◆ EXERCISE BRIEF: Go through the data below. List every line that holds the word "icon".

(Data records for software interfaces)
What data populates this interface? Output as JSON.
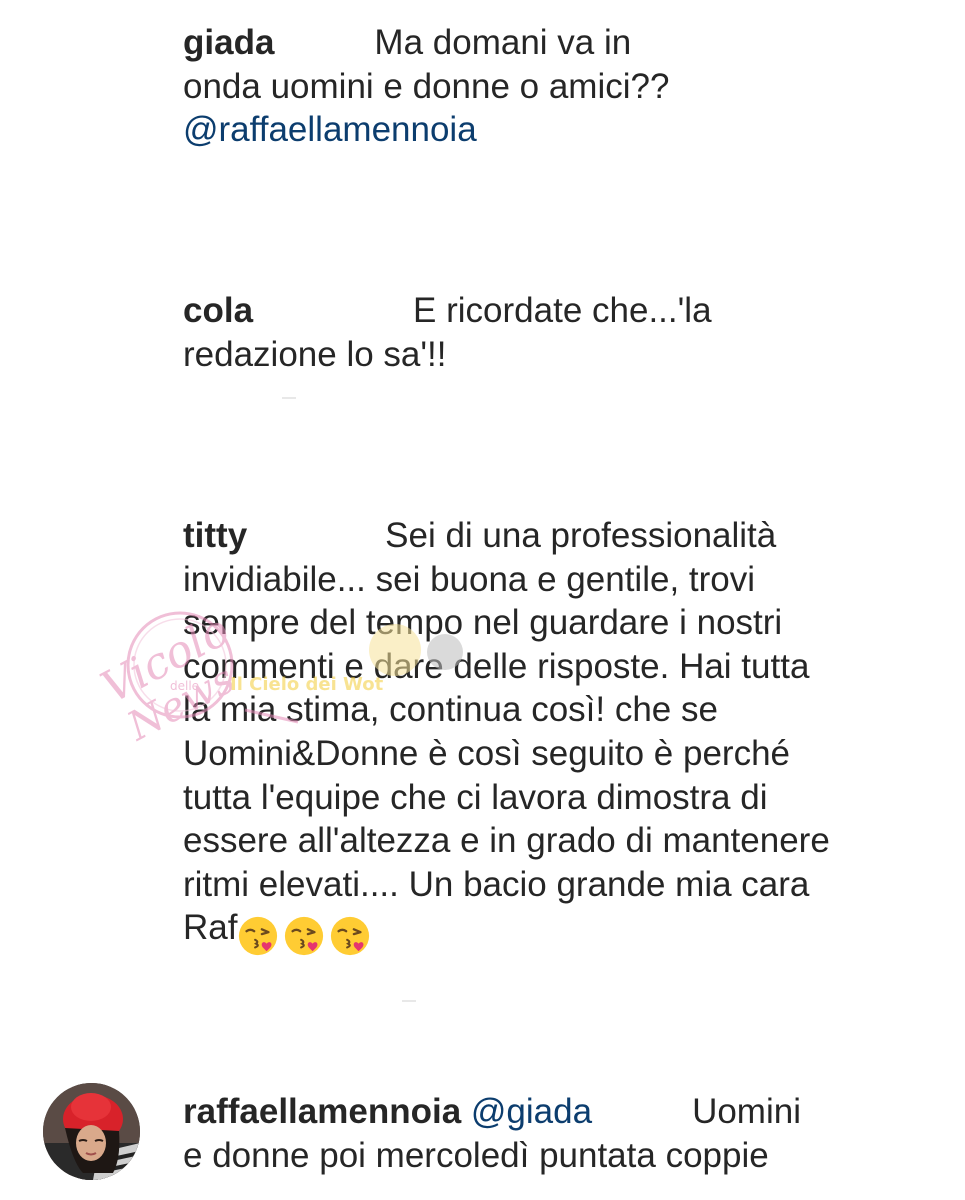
{
  "comments": [
    {
      "username": "giada",
      "text_line1": "Ma domani va in",
      "text_rest": "onda uomini e donne o amici??",
      "mention": "@raffaellamennoia"
    },
    {
      "username": "cola",
      "text_line1": "E ricordate che...'la",
      "text_rest": "redazione lo sa'!!"
    },
    {
      "username": "titty",
      "text_line1": "Sei di una professionalità",
      "text_rest": "invidiabile... sei buona e gentile, trovi sempre del tempo nel guardare i nostri commenti e dare delle risposte. Hai tutta la mia stima, continua così! che se Uomini&Donne è così seguito è perché tutta l'equipe che ci lavora dimostra di essere all'altezza e in grado di mantenere ritmi elevati.... Un bacio grande mia cara Raf",
      "emojis": [
        "face-blowing-kiss",
        "face-blowing-kiss",
        "face-blowing-kiss"
      ]
    },
    {
      "username": "raffaellamennoia",
      "mention": "@giada",
      "text_line1": "Uomini",
      "text_rest": "e donne poi mercoledì puntata coppie"
    }
  ],
  "watermark": {
    "brand_line1": "Vicolo",
    "brand_line2": "delle",
    "brand_line3": "News",
    "tagline": "Il Cielo dei Wot"
  },
  "colors": {
    "text": "#262626",
    "mention": "#0c3d6e",
    "watermark": "#e58bb8"
  }
}
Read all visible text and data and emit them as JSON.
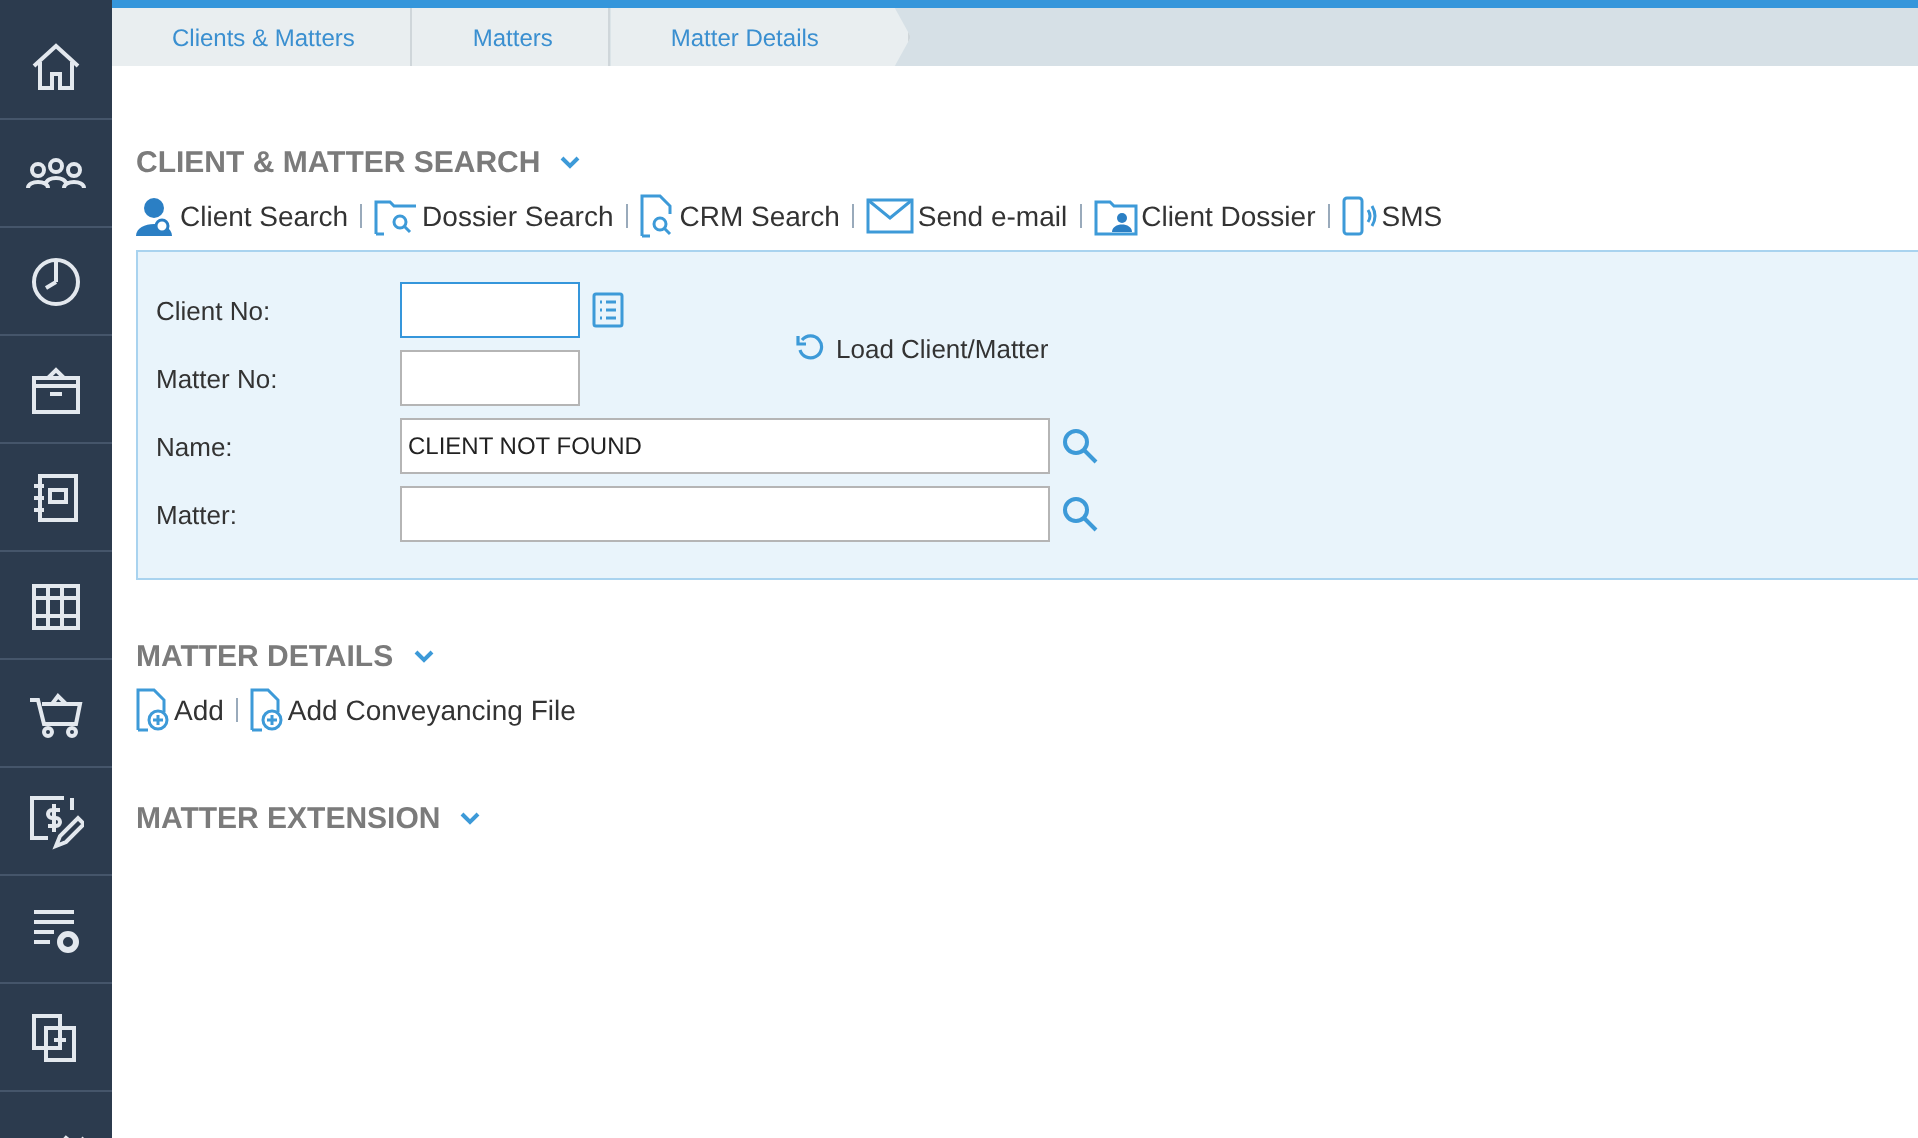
{
  "breadcrumbs": [
    "Clients & Matters",
    "Matters",
    "Matter Details"
  ],
  "search_section": {
    "title": "CLIENT & MATTER SEARCH",
    "expanded": true,
    "actions": [
      "Client Search",
      "Dossier Search",
      "CRM Search",
      "Send e-mail",
      "Client Dossier",
      "SMS"
    ],
    "form": {
      "client_no": {
        "label": "Client No:",
        "focused": true
      },
      "matter_no": {
        "label": "Matter No:"
      },
      "load_button": "Load Client/Matter",
      "name": {
        "label": "Name:",
        "value": "CLIENT NOT FOUND"
      },
      "matter": {
        "label": "Matter:"
      }
    }
  },
  "details_section": {
    "title": "MATTER DETAILS",
    "expanded": true,
    "actions": [
      "Add",
      "Add Conveyancing File"
    ]
  },
  "extension_section": {
    "title": "MATTER EXTENSION",
    "expanded": true
  }
}
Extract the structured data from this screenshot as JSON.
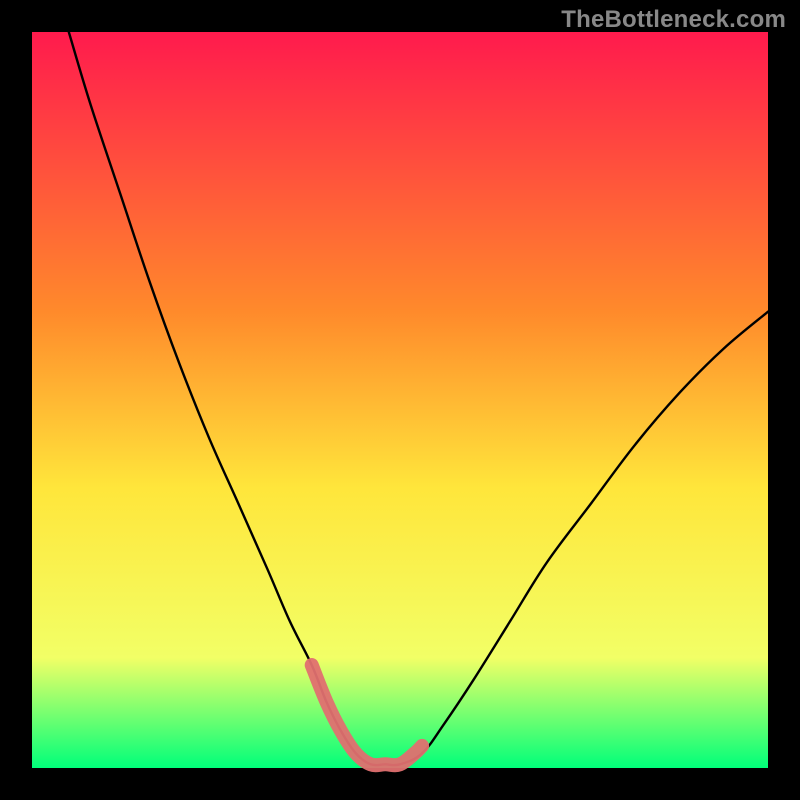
{
  "watermark": "TheBottleneck.com",
  "colors": {
    "background": "#000000",
    "gradient_top": "#ff1a4d",
    "gradient_mid1": "#ff8a2b",
    "gradient_mid2": "#ffe63b",
    "gradient_mid3": "#f2ff66",
    "gradient_bottom": "#00ff7a",
    "curve": "#000000",
    "highlight": "#e07070"
  },
  "chart_data": {
    "type": "line",
    "title": "",
    "xlabel": "",
    "ylabel": "",
    "xlim": [
      0,
      100
    ],
    "ylim": [
      0,
      100
    ],
    "series": [
      {
        "name": "bottleneck-curve",
        "x": [
          5,
          8,
          12,
          16,
          20,
          24,
          28,
          32,
          35,
          38,
          40,
          42,
          44,
          46,
          48,
          50,
          53,
          56,
          60,
          65,
          70,
          76,
          82,
          88,
          94,
          100
        ],
        "y": [
          100,
          90,
          78,
          66,
          55,
          45,
          36,
          27,
          20,
          14,
          9,
          5,
          2,
          0.5,
          0.5,
          0.5,
          2,
          6,
          12,
          20,
          28,
          36,
          44,
          51,
          57,
          62
        ]
      },
      {
        "name": "sweet-spot-highlight",
        "x": [
          38,
          40,
          42,
          44,
          46,
          48,
          50,
          52,
          53
        ],
        "y": [
          14,
          9,
          5,
          2,
          0.5,
          0.5,
          0.5,
          2,
          3
        ]
      }
    ],
    "annotations": []
  }
}
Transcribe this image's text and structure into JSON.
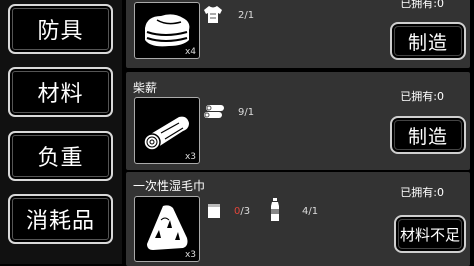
{
  "sidebar": {
    "items": [
      {
        "label": "防具"
      },
      {
        "label": "材料"
      },
      {
        "label": "负重"
      },
      {
        "label": "消耗品"
      }
    ]
  },
  "recipes": [
    {
      "name": "",
      "owned": "已拥有:0",
      "thumb_icon": "folded-cloth-icon",
      "qty": "x4",
      "materials": [
        {
          "icon": "shirt-icon",
          "count": "2/1"
        }
      ],
      "button": "制造"
    },
    {
      "name": "柴薪",
      "owned": "已拥有:0",
      "thumb_icon": "log-icon",
      "qty": "x3",
      "materials": [
        {
          "icon": "wood-logs-icon",
          "count": "9/1"
        }
      ],
      "button": "制造"
    },
    {
      "name": "一次性湿毛巾",
      "owned": "已拥有:0",
      "thumb_icon": "wet-towel-icon",
      "qty": "x3",
      "materials": [
        {
          "icon": "towel-icon",
          "have": "0",
          "need": "/3"
        },
        {
          "icon": "water-bottle-icon",
          "count": "4/1"
        }
      ],
      "button": "材料不足"
    }
  ],
  "colors": {
    "background": "#000000",
    "card": "#333333",
    "lack": "#e0453a"
  }
}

◆ SOLUTION TO THE PROBLEM:
      "thumb_icon": "folded-cloth-icon",
          "icon": "shirt-icon",
      "thumb_icon": "log-icon",
          "icon": "wood-logs-icon",
      "thumb_icon": "wet-towel-icon",
          "icon": "towel-icon",
          "icon": "water-bottle-icon",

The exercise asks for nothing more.